Keane says that he believes most of Trump's national security advisers "were surprised by this decision and clearly believe that we still should be supporting the Syrian Kurds and getting back to the negotiating table with Turkey on what size the buffer zone should be."

He added that "Erdogan told [Trump] that he fully intended to conduct operations to clear that buffer zone to the depth that he wanted to have it." The Kurdish fighters impacted, Keane said, are "as much of an ally [as] we have had in any war that we've ever fought."

A U.S. official told NPR that he considers this the U.S. military's "moral and ethical dilemma of the current generation."

"Standing by while a faithful partner is hunted down by a NATO country after the partner stood by us against ISIS. Completely absurd & avoidable," he said in a text. "Responsibility lays not just with those who act, but also with failure to act - to prevent. Our leaders know this and remain silent."

Esper denied that the U.S. had greenlighted the Turkish operation. "We pushed back very hard at all levels for Turkey not to commence the operation," he said, and had relocated fewer than 50 U.S. special operations soldiers out of the immediate area.

These troops, and Kurdish-allied forces, had been holding ISIS militants. The U.S. has said that these detainees are now Turkey's responsibility, though Esper said that two high-profile militants who were involved in the kidnapping and murder of U.S. and U.K. citizens in Syria have been transferred to U.S. custody.

On Friday, the Treasury announced that it was prepared to impose sanctions on Turkish government agencies and officials "to dissuade Turkey from any further offensive military action in northeast Syria."

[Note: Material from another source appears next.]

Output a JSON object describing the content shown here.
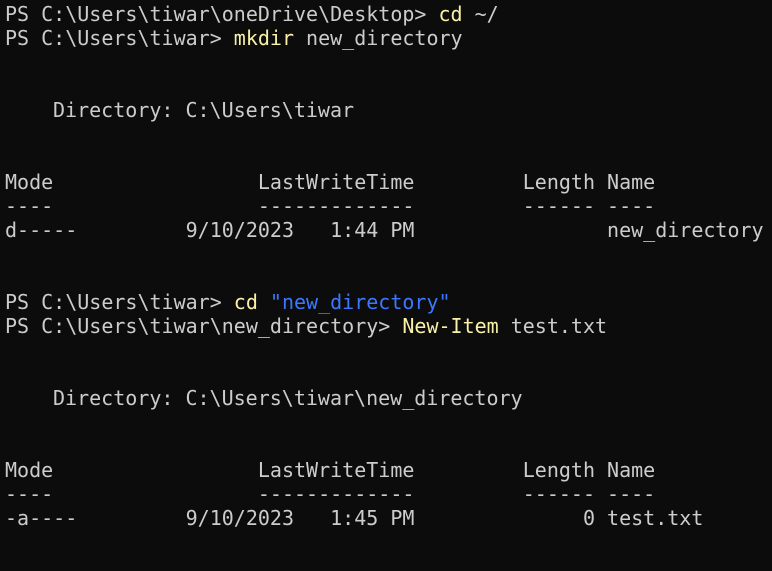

"We are putting financial institutions on notice that they should be careful and that there could be sanctions," U.S. Treasury Secretary Steven Mnuchin said, according to Reuters.